Thing is, men can over-define themselves by what they do. Even if what they do revolves around what other, taller, richer men do. Even if the taller, richer men are merely throwing a sphere towards a ring in a game of skill that often comes down to the luck imposed by shorter, older, whistle-tweeters. It is worth noting that the whistlers sport beige mesh uniforms that hug pectorals in such a way as to make muscles look mammary. Did I mention that the taller men purportedly represent cities they largely aren’t from, and that team supporters get no tangible benefit from a victory? Did I mention that New Orleans is in the Western Conference?
But I’m drawn to whatever this odd thing is and I write about whatever this odd thing is. I’m convinced the game’s intrinsic beauty is its redemption, and that our ability to share in its gifts is fandom’s redemption. A friend once said, “The ‘We Believe’ Warriors run was the most fun we had together in college.” That anonymous person I possibly invented is quite correct.
To me, those Warriors games don’t live in a memory vacuum. The basketball recollections arrive with a nostalgia twinge that comes with the clear vision of my old friends, celebrating together–back before we started drifting towards means, ends, and producing new human beings. Baron Davis did more than get us in one place. His pixelized wizardry elevated the gathering to an experience so joyous, that to share it felt profound. My friends still speak wistfully about that playoff run. If they occasionally revisit that the sepia NBA past, I’m squatting there. I foolishly became a basketball writer.
And if I became a basketball writer, then what the hell am I in the absence of that thing which defines? More than a few of you feel the same way, and your prose betrays such bewildered grasping. Though a select number are successfully wringing water from the dry sponge (Beckley, you bastard, you’ve been squeezing buckets), the lockout is brutal on the rest.
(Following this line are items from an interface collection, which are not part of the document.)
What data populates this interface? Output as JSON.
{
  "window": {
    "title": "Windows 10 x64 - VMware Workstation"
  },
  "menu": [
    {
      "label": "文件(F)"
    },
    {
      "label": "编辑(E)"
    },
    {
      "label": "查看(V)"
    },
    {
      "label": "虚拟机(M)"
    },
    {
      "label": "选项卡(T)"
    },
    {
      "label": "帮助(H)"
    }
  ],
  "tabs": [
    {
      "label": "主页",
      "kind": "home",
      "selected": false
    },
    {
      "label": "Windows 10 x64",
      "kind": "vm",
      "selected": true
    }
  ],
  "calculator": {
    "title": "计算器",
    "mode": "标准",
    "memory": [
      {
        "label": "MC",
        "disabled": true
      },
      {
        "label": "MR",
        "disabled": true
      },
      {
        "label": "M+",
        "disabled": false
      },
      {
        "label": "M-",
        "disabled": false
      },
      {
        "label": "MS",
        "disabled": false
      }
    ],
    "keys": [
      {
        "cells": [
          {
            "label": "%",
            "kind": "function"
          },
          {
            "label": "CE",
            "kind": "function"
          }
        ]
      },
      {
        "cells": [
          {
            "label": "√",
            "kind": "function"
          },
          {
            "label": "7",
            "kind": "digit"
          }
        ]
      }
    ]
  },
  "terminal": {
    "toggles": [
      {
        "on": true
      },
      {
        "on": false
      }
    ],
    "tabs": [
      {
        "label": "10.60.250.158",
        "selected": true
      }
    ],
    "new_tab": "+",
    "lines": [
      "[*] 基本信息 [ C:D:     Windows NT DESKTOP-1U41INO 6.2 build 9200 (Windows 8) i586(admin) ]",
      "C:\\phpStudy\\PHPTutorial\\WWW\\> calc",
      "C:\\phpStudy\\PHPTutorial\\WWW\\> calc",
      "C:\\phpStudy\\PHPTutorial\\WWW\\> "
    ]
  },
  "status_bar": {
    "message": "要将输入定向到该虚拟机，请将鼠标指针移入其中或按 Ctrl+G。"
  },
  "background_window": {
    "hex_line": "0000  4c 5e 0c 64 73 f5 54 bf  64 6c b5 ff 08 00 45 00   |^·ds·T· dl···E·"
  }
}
Some writers play up a long lockout’s ill-effect on stadium workers, declaring them worthy of deep sympathy. True, but as a cynic who often questions the purest motives, I wonder if some of this is a writer’s way of subtly saying, “What about me? What the hell am I supposed to do?” The socially aware hoops blogger knows better than to shriek, “What about us!?” but that’s certainly a reasonable way to feel. If the lockout nixes a season, this already cash-scarce profession will temporarily lose its raison d’etre. It’s a terrifying prospect for the scribes.
Feel adrift, fellow basketball blogger? I’m with you. And I’ll be with you to share in the joy when this great game returns. The sooner, the better.
Follow Ethan @SherwoodStrauss